▶ [What the task asks]: Every entry below, first to last, should be restated word for word.

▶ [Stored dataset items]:
::::::::
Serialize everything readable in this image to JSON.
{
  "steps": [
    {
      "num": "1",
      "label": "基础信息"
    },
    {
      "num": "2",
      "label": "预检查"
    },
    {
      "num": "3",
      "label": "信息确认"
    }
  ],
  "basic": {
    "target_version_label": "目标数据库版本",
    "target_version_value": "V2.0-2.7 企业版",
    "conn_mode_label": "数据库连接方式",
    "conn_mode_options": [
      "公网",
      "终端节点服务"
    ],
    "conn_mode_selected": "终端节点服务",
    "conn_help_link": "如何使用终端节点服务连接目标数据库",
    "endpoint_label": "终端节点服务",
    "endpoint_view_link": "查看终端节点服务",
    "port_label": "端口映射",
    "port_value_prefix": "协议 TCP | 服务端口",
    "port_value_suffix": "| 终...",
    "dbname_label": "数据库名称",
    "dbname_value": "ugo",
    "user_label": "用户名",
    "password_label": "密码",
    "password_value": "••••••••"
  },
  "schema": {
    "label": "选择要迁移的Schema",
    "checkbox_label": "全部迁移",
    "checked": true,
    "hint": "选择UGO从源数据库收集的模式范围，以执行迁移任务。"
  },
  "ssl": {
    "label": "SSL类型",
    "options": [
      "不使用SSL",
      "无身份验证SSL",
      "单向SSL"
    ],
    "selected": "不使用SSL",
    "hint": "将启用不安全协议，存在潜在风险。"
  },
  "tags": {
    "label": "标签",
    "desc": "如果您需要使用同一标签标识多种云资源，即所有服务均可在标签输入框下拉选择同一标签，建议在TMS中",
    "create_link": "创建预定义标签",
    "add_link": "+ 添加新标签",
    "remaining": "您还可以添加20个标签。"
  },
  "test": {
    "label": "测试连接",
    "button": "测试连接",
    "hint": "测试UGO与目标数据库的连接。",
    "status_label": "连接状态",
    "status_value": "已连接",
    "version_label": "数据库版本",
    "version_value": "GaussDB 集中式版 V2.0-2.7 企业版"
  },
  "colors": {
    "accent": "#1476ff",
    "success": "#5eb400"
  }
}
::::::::
▶ [Result of this task]:
Serialize everything readable in this image to JSON.
{
  "steps": [
    {
      "num": "1",
      "label": "基础信息"
    },
    {
      "num": "2",
      "label": "预检查"
    },
    {
      "num": "3",
      "label": "信息确认"
    }
  ],
  "basic": {
    "target_version_label": "目标数据库版本",
    "target_version_value": "V2.0-2.7 企业版",
    "conn_mode_label": "数据库连接方式",
    "conn_mode_options": [
      "公网",
      "终端节点服务"
    ],
    "conn_mode_selected": "终端节点服务",
    "conn_help_link": "如何使用终端节点服务连接目标数据库",
    "endpoint_label": "终端节点服务",
    "endpoint_view_link": "查看终端节点服务",
    "port_label": "端口映射",
    "port_value_prefix": "协议 TCP | 服务端口",
    "port_value_suffix": "| 终...",
    "dbname_label": "数据库名称",
    "dbname_value": "ugo",
    "user_label": "用户名",
    "password_label": "密码",
    "password_value": "••••••••"
  },
  "schema": {
    "label": "选择要迁移的Schema",
    "checkbox_label": "全部迁移",
    "checked": true,
    "hint": "选择UGO从源数据库收集的模式范围，以执行迁移任务。"
  },
  "ssl": {
    "label": "SSL类型",
    "options": [
      "不使用SSL",
      "无身份验证SSL",
      "单向SSL"
    ],
    "selected": "不使用SSL",
    "hint": "将启用不安全协议，存在潜在风险。"
  },
  "tags": {
    "label": "标签",
    "desc": "如果您需要使用同一标签标识多种云资源，即所有服务均可在标签输入框下拉选择同一标签，建议在TMS中",
    "create_link": "创建预定义标签",
    "add_link": "+ 添加新标签",
    "remaining": "您还可以添加20个标签。"
  },
  "test": {
    "label": "测试连接",
    "button": "测试连接",
    "hint": "测试UGO与目标数据库的连接。",
    "status_label": "连接状态",
    "status_value": "已连接",
    "version_label": "数据库版本",
    "version_value": "GaussDB 集中式版 V2.0-2.7 企业版"
  },
  "colors": {
    "accent": "#1476ff",
    "success": "#5eb400"
  }
}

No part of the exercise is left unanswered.